● **Task goal**
In the data below, find every line with the string "Version" and pull it out.

[Records from a dataset]

.....

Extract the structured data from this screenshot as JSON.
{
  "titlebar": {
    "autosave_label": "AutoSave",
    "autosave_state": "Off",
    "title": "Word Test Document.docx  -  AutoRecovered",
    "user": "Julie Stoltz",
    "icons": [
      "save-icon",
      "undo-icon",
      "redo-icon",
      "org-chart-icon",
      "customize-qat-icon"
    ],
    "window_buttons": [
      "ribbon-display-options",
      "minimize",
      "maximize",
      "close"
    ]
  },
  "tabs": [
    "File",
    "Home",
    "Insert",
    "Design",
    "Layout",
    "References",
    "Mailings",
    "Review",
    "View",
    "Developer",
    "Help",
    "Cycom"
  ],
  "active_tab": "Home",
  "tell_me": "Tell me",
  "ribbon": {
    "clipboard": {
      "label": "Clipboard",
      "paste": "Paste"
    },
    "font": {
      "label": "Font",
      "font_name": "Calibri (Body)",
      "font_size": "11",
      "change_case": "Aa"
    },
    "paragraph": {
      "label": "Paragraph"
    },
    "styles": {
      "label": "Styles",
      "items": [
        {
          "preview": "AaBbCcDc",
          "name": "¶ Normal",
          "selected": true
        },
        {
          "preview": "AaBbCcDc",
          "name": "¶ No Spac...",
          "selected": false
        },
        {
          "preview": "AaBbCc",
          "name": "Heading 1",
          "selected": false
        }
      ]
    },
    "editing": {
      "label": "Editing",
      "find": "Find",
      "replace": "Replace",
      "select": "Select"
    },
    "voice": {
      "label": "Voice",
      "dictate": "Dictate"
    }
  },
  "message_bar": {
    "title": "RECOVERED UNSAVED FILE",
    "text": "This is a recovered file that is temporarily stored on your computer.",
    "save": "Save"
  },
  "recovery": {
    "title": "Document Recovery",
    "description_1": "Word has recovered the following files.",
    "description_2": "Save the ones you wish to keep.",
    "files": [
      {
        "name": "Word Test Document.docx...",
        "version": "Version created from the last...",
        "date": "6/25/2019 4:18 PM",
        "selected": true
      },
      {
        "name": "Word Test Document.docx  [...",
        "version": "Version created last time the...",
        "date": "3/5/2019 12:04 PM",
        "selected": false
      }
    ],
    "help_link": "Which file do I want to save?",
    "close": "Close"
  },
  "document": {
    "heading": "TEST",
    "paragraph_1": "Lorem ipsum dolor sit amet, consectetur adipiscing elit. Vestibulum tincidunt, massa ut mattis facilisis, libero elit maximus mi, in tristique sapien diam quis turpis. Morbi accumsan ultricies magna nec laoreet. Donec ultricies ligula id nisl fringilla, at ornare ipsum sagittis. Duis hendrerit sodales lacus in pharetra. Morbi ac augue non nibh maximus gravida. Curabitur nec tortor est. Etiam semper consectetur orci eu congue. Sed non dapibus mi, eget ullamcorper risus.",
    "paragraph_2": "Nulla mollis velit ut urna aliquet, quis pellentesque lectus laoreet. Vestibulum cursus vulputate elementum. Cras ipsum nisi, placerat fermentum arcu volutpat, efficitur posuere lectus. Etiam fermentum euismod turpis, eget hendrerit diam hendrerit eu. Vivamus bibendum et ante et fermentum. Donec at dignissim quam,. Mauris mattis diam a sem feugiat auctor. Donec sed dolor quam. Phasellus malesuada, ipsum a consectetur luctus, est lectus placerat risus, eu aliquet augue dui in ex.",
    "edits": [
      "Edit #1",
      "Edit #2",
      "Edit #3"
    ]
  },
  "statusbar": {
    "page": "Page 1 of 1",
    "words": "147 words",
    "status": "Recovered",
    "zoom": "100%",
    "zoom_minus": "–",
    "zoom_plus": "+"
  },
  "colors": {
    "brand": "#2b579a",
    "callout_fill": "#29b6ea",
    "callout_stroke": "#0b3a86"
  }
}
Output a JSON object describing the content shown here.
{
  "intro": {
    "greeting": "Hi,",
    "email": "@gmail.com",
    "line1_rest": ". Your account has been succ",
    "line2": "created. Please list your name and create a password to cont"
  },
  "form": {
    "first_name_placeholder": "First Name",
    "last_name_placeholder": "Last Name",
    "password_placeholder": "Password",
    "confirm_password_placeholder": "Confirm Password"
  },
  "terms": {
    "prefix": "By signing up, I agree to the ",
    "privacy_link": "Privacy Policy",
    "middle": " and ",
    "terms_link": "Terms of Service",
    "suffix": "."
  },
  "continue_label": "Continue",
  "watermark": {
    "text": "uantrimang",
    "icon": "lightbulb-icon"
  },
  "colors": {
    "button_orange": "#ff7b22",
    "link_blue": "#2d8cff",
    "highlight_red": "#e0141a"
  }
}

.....

● **Solution to this task**
        "version": "Version created from the last...",
        "version": "Version created last time the...",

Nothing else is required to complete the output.